Assigned task: Repeat the data. Keep each line identical.

BEGIN

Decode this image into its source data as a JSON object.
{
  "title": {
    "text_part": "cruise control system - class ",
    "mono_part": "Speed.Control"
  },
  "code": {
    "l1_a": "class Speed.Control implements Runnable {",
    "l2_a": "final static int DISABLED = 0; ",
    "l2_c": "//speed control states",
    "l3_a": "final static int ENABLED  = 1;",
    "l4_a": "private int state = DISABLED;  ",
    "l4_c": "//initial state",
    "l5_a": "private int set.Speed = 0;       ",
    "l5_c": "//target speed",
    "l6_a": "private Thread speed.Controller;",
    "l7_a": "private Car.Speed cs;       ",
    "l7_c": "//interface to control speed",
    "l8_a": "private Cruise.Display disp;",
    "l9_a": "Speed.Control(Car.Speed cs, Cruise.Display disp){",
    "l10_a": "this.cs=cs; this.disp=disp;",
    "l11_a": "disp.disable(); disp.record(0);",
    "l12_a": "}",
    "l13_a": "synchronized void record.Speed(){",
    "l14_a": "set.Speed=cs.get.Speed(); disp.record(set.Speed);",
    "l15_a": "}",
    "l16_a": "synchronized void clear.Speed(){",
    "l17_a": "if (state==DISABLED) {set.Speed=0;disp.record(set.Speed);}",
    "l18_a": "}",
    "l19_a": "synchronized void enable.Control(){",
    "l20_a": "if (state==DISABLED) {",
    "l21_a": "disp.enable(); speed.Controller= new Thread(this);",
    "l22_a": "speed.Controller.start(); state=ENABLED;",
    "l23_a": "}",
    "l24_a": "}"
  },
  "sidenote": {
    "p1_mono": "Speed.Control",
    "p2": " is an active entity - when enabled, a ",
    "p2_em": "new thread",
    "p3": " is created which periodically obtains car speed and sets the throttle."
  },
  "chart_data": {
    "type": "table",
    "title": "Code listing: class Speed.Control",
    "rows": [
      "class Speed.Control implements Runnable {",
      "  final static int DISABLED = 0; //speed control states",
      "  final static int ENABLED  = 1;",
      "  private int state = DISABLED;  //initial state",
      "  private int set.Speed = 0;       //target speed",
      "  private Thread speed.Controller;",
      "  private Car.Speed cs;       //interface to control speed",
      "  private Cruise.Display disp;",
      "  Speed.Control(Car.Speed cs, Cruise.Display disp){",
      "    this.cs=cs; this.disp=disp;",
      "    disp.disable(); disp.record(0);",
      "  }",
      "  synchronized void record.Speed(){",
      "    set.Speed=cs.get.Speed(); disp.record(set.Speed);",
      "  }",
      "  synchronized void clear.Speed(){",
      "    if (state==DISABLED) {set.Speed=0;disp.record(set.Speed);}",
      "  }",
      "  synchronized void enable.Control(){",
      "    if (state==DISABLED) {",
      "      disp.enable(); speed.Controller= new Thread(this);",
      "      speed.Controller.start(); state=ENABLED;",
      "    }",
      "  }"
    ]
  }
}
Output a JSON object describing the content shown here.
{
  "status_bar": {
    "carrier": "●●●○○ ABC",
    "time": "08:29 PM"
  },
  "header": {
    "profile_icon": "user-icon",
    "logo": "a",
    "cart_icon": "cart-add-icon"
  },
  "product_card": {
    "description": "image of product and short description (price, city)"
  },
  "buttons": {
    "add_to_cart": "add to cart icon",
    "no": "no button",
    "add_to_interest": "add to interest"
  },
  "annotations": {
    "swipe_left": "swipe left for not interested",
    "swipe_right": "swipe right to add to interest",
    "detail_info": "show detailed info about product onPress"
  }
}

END

Task response:
Decode this image into its source data as a JSON object.
{
  "title": {
    "text_part": "cruise control system - class ",
    "mono_part": "Speed.Control"
  },
  "code": {
    "l1_a": "class Speed.Control implements Runnable {",
    "l2_a": "final static int DISABLED = 0; ",
    "l2_c": "//speed control states",
    "l3_a": "final static int ENABLED  = 1;",
    "l4_a": "private int state = DISABLED;  ",
    "l4_c": "//initial state",
    "l5_a": "private int set.Speed = 0;       ",
    "l5_c": "//target speed",
    "l6_a": "private Thread speed.Controller;",
    "l7_a": "private Car.Speed cs;       ",
    "l7_c": "//interface to control speed",
    "l8_a": "private Cruise.Display disp;",
    "l9_a": "Speed.Control(Car.Speed cs, Cruise.Display disp){",
    "l10_a": "this.cs=cs; this.disp=disp;",
    "l11_a": "disp.disable(); disp.record(0);",
    "l12_a": "}",
    "l13_a": "synchronized void record.Speed(){",
    "l14_a": "set.Speed=cs.get.Speed(); disp.record(set.Speed);",
    "l15_a": "}",
    "l16_a": "synchronized void clear.Speed(){",
    "l17_a": "if (state==DISABLED) {set.Speed=0;disp.record(set.Speed);}",
    "l18_a": "}",
    "l19_a": "synchronized void enable.Control(){",
    "l20_a": "if (state==DISABLED) {",
    "l21_a": "disp.enable(); speed.Controller= new Thread(this);",
    "l22_a": "speed.Controller.start(); state=ENABLED;",
    "l23_a": "}",
    "l24_a": "}"
  },
  "sidenote": {
    "p1_mono": "Speed.Control",
    "p2": " is an active entity - when enabled, a ",
    "p2_em": "new thread",
    "p3": " is created which periodically obtains car speed and sets the throttle."
  },
  "chart_data": {
    "type": "table",
    "title": "Code listing: class Speed.Control",
    "rows": [
      "class Speed.Control implements Runnable {",
      "  final static int DISABLED = 0; //speed control states",
      "  final static int ENABLED  = 1;",
      "  private int state = DISABLED;  //initial state",
      "  private int set.Speed = 0;       //target speed",
      "  private Thread speed.Controller;",
      "  private Car.Speed cs;       //interface to control speed",
      "  private Cruise.Display disp;",
      "  Speed.Control(Car.Speed cs, Cruise.Display disp){",
      "    this.cs=cs; this.disp=disp;",
      "    disp.disable(); disp.record(0);",
      "  }",
      "  synchronized void record.Speed(){",
      "    set.Speed=cs.get.Speed(); disp.record(set.Speed);",
      "  }",
      "  synchronized void clear.Speed(){",
      "    if (state==DISABLED) {set.Speed=0;disp.record(set.Speed);}",
      "  }",
      "  synchronized void enable.Control(){",
      "    if (state==DISABLED) {",
      "      disp.enable(); speed.Controller= new Thread(this);",
      "      speed.Controller.start(); state=ENABLED;",
      "    }",
      "  }"
    ]
  }
}
Output a JSON object describing the content shown here.
{
  "status_bar": {
    "carrier": "●●●○○ ABC",
    "time": "08:29 PM"
  },
  "header": {
    "profile_icon": "user-icon",
    "logo": "a",
    "cart_icon": "cart-add-icon"
  },
  "product_card": {
    "description": "image of product and short description (price, city)"
  },
  "buttons": {
    "add_to_cart": "add to cart icon",
    "no": "no button",
    "add_to_interest": "add to interest"
  },
  "annotations": {
    "swipe_left": "swipe left for not interested",
    "swipe_right": "swipe right to add to interest",
    "detail_info": "show detailed info about product onPress"
  }
}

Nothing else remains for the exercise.